*** Opening of INFORMATION SHOWN ***
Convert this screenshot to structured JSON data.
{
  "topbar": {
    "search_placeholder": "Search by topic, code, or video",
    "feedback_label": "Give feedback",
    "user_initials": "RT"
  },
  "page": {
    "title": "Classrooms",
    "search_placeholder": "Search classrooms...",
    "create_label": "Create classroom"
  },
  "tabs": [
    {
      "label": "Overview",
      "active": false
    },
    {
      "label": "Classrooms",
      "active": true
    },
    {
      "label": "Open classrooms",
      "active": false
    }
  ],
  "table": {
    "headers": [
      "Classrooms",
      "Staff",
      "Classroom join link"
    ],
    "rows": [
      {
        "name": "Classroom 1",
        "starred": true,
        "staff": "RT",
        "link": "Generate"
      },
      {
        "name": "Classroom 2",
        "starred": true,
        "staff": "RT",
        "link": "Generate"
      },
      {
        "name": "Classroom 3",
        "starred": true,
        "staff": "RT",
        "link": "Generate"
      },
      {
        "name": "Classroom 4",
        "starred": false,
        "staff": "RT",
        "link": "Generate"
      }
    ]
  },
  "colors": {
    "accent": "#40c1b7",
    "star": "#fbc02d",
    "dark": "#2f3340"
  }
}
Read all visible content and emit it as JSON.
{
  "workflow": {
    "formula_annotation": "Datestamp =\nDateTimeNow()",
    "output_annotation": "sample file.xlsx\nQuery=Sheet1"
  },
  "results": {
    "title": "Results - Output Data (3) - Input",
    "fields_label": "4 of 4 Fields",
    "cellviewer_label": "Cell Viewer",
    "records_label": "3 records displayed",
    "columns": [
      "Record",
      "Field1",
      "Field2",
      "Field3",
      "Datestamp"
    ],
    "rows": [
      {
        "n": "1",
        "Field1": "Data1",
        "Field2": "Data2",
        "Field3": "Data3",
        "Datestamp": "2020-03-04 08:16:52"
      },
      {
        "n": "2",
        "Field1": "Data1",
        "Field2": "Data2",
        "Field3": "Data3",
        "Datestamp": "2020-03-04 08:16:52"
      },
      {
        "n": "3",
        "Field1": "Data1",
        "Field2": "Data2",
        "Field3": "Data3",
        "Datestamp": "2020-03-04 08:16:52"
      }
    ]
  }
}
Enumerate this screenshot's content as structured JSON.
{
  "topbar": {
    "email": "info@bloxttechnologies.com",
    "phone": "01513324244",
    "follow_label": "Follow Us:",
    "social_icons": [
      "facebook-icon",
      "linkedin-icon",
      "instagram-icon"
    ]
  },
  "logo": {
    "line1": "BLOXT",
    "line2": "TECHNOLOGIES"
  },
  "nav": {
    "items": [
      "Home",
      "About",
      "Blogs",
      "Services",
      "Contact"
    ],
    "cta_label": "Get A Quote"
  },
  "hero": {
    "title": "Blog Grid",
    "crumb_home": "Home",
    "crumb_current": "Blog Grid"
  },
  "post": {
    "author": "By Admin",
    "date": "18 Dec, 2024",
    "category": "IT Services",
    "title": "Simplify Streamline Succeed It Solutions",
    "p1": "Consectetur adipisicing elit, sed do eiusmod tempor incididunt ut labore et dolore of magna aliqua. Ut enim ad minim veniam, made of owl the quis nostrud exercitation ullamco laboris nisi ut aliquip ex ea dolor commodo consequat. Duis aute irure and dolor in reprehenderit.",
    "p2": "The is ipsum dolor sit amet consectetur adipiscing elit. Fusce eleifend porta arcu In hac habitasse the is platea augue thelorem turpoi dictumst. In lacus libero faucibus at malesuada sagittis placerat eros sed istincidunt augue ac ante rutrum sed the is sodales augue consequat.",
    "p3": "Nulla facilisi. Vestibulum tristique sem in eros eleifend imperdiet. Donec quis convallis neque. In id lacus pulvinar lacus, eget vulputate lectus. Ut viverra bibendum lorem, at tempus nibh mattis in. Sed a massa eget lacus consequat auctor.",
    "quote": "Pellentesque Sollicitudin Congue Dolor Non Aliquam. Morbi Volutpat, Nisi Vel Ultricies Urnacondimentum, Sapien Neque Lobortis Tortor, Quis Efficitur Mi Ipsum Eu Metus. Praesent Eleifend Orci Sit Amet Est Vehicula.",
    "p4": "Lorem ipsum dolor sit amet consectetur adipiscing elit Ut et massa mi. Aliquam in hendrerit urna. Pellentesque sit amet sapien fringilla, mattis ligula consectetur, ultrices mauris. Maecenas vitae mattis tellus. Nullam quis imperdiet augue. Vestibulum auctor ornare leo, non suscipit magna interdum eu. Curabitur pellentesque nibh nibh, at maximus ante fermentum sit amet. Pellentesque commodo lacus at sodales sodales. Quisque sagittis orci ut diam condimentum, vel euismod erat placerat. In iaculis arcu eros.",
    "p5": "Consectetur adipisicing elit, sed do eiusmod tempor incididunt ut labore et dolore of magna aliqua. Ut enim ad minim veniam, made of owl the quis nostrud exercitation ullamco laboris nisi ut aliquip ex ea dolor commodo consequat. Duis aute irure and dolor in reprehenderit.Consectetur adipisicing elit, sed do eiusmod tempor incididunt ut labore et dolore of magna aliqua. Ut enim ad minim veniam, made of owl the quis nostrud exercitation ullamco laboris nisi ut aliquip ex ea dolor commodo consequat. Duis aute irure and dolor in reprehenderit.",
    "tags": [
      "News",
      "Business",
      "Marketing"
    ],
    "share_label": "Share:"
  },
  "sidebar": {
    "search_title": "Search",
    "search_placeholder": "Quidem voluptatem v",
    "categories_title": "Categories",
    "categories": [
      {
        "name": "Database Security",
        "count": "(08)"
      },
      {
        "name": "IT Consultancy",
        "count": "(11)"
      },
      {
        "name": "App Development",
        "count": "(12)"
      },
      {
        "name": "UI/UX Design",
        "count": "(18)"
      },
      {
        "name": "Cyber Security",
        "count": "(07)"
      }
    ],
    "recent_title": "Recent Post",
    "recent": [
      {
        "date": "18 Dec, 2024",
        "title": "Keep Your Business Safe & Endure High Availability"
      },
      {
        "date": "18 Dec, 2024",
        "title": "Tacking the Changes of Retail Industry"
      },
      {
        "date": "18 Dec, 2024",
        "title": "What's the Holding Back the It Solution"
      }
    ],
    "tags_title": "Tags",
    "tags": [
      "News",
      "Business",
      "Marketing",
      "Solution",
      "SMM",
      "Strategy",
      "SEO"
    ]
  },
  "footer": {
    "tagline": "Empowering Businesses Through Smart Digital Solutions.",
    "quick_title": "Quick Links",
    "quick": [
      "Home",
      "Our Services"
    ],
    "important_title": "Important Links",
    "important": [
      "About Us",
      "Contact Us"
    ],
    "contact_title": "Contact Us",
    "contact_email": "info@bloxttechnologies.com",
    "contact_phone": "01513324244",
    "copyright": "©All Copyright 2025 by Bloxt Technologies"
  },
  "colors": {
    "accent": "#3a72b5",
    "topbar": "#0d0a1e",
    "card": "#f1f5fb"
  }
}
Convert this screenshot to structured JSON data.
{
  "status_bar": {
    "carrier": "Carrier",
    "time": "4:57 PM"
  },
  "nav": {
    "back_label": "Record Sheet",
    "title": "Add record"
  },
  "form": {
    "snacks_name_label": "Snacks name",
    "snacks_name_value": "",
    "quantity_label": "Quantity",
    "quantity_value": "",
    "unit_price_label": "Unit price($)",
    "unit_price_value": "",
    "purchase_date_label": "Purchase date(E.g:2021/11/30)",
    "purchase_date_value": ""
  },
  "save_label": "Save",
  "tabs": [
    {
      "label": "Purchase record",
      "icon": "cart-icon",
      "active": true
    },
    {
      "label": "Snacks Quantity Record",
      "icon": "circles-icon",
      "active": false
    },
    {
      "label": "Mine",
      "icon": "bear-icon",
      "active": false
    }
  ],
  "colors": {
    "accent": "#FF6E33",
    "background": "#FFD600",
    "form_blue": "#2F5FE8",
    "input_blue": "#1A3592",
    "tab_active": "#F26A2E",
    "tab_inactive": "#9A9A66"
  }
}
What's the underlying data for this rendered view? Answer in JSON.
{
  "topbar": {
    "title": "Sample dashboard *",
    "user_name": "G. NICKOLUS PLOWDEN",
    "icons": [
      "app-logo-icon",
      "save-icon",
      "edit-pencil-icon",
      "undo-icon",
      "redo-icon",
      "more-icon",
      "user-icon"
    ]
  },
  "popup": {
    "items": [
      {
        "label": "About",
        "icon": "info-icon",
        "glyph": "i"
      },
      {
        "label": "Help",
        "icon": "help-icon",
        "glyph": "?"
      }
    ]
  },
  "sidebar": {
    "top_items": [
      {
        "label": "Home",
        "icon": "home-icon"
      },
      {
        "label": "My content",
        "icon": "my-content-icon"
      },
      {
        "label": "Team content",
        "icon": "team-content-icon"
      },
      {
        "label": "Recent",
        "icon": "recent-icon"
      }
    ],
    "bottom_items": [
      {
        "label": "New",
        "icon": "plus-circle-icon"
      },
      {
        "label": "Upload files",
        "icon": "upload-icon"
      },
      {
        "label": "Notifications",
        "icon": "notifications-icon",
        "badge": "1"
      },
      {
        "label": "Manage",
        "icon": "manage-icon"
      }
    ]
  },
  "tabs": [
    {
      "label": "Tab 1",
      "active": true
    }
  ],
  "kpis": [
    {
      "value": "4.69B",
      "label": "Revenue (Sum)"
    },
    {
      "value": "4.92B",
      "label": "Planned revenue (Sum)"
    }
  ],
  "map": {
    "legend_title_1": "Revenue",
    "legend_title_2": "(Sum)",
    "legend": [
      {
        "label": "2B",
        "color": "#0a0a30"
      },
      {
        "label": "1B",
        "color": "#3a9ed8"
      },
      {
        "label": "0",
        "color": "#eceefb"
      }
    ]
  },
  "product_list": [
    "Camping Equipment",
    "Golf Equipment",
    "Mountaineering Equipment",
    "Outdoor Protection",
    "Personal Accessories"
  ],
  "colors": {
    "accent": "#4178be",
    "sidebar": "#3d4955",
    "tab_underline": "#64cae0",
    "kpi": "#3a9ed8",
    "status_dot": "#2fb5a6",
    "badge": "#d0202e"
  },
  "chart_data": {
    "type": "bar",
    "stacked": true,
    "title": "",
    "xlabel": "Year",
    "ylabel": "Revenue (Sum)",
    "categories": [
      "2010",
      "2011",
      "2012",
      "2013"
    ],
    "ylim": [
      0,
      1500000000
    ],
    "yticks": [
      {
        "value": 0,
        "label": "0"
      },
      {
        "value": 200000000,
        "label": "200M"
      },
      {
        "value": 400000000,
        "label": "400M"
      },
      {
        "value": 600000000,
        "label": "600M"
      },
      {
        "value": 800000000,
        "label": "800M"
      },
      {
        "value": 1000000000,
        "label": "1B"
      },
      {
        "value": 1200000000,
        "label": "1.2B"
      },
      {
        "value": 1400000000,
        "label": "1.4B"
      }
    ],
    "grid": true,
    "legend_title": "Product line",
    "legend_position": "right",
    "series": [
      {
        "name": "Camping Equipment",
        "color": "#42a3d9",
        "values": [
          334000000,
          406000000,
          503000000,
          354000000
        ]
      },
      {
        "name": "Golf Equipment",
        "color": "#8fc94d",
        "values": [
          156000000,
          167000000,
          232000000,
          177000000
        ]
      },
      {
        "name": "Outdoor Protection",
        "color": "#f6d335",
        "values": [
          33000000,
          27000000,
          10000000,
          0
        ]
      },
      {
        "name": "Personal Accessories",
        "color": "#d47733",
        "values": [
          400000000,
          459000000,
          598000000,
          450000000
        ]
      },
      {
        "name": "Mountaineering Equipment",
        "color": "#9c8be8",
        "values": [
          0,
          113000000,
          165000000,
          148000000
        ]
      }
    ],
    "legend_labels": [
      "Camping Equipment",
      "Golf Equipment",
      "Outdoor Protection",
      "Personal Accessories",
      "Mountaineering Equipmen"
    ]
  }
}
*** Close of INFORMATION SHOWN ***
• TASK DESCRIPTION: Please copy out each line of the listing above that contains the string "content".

• RESULT FOR THIS EXERCISE:
Read all visible content and emit it as JSON.
Enumerate this screenshot's content as structured JSON.
        "label": "My content",
        "icon": "my-content-icon"
        "label": "Team content",
        "icon": "team-content-icon"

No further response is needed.